thats why I said "end up ITM". we are not talking about probability of touching. this would be a whole new story.

ok, thanks for the input, food for thought, definitely . . . i'm really nervous about this condor thing, quite frankly . . . Mark, while we are on this topic, I have studied the discussion of iron condors on you blog: blog.mdwoptions.com/options_for_rookies/strategies_iron_condor And was intrigued by the following statement you make: âI avoid trading front-month positions because they have too much negative gamma to suit my comfort zone.â You then go on to say: âYes, they have the most rapid time decay - and that's the major deciding factor for most.â Can you please elaborate on that? I mean itâs so true!! Thanks P.S. I know there are several options blogs out there, but most authors fail to think clearly. Your blog is the happy exception. A MUST read for every options trader, beginner or otherwise, in my opinion.

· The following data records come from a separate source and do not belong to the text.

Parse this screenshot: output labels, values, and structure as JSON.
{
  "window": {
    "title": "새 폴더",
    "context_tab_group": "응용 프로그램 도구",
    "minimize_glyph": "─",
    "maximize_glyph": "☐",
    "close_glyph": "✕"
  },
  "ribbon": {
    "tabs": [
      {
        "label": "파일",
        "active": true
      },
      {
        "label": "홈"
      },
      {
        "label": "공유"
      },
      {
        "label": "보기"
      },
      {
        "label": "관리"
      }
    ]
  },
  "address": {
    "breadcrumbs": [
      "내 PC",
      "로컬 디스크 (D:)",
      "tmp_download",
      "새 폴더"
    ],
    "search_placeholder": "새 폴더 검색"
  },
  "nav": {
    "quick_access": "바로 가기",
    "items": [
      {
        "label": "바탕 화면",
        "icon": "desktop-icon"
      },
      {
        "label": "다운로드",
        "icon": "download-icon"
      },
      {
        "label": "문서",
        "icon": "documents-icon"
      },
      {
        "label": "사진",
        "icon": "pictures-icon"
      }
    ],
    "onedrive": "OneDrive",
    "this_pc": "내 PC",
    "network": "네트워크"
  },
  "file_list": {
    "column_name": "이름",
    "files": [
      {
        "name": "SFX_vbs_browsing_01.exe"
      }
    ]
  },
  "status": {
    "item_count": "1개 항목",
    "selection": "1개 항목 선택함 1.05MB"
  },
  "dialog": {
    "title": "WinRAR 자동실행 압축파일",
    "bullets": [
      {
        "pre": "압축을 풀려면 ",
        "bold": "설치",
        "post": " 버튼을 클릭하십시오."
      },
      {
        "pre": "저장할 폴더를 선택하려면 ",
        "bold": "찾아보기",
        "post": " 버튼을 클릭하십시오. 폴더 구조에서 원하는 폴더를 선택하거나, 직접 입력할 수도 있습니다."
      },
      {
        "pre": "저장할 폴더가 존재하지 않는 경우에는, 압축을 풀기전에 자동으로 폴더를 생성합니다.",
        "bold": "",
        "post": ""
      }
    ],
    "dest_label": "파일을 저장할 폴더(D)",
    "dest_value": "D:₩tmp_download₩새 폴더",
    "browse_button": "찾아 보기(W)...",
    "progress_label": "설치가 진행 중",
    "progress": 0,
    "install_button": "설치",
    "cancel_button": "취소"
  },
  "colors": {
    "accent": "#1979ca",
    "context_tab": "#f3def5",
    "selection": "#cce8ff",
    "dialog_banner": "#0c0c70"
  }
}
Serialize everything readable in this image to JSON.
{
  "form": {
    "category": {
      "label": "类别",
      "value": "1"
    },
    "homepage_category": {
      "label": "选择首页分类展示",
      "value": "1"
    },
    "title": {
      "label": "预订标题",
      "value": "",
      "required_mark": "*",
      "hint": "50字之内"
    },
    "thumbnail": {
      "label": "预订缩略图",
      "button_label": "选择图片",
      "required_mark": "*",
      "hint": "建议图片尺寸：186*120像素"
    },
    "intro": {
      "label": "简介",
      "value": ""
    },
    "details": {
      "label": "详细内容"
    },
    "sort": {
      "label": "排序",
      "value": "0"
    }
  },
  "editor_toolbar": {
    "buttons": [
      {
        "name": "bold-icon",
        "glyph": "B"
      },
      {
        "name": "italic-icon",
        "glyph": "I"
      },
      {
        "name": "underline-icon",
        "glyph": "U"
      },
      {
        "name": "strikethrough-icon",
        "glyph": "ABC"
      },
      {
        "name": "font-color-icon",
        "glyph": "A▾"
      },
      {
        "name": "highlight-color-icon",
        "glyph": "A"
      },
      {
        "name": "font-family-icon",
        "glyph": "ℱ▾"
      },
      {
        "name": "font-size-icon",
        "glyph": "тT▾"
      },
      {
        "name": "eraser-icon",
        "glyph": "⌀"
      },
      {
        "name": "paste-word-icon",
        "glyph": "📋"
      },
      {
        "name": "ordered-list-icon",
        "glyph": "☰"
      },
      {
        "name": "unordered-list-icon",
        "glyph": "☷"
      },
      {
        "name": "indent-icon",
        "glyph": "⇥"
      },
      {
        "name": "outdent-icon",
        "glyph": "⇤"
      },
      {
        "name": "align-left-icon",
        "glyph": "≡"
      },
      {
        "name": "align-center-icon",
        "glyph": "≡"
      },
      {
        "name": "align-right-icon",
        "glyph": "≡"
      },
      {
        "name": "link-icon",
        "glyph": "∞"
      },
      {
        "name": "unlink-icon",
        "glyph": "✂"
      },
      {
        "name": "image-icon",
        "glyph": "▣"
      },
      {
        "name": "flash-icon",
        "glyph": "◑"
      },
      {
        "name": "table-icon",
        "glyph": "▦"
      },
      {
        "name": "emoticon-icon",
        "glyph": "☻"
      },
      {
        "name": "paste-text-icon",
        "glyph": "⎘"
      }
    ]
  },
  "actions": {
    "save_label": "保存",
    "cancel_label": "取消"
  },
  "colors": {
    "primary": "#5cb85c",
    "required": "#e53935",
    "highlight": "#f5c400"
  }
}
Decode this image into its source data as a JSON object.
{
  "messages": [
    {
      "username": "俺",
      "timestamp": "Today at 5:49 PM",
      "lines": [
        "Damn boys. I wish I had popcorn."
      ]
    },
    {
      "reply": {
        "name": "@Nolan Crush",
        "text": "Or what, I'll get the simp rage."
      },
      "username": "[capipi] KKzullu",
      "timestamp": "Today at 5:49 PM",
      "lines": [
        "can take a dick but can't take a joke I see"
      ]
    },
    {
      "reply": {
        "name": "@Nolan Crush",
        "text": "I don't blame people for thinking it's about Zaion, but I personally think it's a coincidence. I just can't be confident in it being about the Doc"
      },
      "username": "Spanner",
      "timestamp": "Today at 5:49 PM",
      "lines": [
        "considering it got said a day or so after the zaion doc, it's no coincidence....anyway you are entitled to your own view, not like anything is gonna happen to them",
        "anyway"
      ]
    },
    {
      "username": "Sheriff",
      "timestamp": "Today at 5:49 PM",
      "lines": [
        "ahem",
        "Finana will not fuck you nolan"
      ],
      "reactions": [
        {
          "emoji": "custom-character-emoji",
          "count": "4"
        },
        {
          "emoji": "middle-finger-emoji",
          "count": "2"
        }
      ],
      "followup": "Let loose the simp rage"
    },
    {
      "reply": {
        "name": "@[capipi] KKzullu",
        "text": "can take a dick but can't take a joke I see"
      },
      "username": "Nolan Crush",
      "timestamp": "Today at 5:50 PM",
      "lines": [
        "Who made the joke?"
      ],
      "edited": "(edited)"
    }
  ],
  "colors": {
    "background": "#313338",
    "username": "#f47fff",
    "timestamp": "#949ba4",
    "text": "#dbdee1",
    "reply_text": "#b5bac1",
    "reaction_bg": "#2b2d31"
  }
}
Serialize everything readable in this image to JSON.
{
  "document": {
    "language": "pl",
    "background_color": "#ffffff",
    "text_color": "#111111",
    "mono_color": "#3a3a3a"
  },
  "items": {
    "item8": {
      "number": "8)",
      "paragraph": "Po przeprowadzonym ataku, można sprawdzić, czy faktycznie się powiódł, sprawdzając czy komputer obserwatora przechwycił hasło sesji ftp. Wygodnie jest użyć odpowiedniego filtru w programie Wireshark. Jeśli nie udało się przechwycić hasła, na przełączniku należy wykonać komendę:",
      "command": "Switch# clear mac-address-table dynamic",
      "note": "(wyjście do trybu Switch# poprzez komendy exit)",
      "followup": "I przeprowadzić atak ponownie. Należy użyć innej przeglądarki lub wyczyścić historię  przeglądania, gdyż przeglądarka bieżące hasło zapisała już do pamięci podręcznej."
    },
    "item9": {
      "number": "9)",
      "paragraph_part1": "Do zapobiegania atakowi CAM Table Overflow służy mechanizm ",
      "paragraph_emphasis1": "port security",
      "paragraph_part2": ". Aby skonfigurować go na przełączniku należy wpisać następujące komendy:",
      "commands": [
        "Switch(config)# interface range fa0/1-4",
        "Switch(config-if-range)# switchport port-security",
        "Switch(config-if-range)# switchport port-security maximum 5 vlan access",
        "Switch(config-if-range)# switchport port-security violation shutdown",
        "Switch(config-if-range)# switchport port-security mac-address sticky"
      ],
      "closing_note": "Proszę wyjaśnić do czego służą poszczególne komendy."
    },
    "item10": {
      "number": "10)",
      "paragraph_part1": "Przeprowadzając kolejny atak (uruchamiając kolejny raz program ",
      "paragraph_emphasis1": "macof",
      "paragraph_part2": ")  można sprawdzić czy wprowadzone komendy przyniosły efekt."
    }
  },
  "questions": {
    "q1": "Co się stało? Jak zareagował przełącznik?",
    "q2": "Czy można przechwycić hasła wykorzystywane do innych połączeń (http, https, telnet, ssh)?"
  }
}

look, v-m, despite the tone in my previous posts being a bit harsh (I appologize), you should perhaps think about this: why do you want to trade an iron condor?? an options spread is NOT a strategy, itÂ´s a tool. there is no edge in selling an Iron Condor, just like there is no edge in shorting ES futures. you use an iron condor to translate your trading strategy into money and it does not matter if you want to exploit skew, risk premium (spread between IV and stat Vol) or perhaps you want to make a statement on the future range of the underlying. Managing an IC depends on your strategy you want to trade. Mark seems to trade the risk premium and adjusts accordingly. if you want to exploit the skew or do a 2 day short volty trade based on the VIX, you have to adjust in a completely different manner. itÂ´s also said in the blog. the only way to profit from an IC is from trading volatility. Either stat_vol/IV or pure moves in the implied volatility. Do yourself a favour and get rid of the probability trading thing. just trading a spread because it has 70% probability of profit and "manage the risk" is inferior. if you sell the IC at 30% IV and hedge/adjust, there is no way around loosing money if the realized volatility is greater then 30%. DonÂ´t forget, you have to pay for the hedges/adjustments or load up additional risk. if realized volatility is less then 30% and you hedge regularly, then you have a chance of making a profit. also, regarding to the probability selection criteria, you have to look at the expected value (which is probability of profit*max profit-probability of loss*max loss...you will see, that most ICÂ´s give you negative EV) and not probability alone , second, where would be the edge in trading a trade off. as for the short gamma thing: gamma and theta are inversely related. the more theta you have, the more short gamma you get. so of course you get more short gamma, the more theta you have. Hint: for a deeper understanding get yourself a copy of options, futures and other derivatives by john c. hull. check the BSM - model and solve it for theta. you will see, that nothing is for free, then good luck

Thanks for the plug. As freak has already mentioned, it's not complicated. Near-term options decay most rapidly. That's good for premium sellers. But, if they move against you - if an iron condor moves into the money (or threatens to do so) - the losses increase much more quickly for near-term options than for any other options. Why? because these options have more negative gamma. Thus, it's a comfort zone decision for me. Assuming you want to keep thing simple (freak's suggestions are fine, if you want to delve more deeply into options) you must decide whether you love the time decay more than you fear the gamma. More conservative investors take the more conservative approach - and that means not holding positions as expiration nears. There's nothing wrong with being more aggressive. The fact that I prefer not to own front-month positions should not influence your trading style. BTW, I often hold those front-month trades when exiting is not a simple process. I have too much June right now, for example. Mark

Mark, appreciate your thoughts on this. sounds like i need to make a judgment here, and choose between time decay and gamma. it won't be easy, but it doesn't have to be. i guess what it boils down to is that i have to find my own comfort zone here. Varima-Garch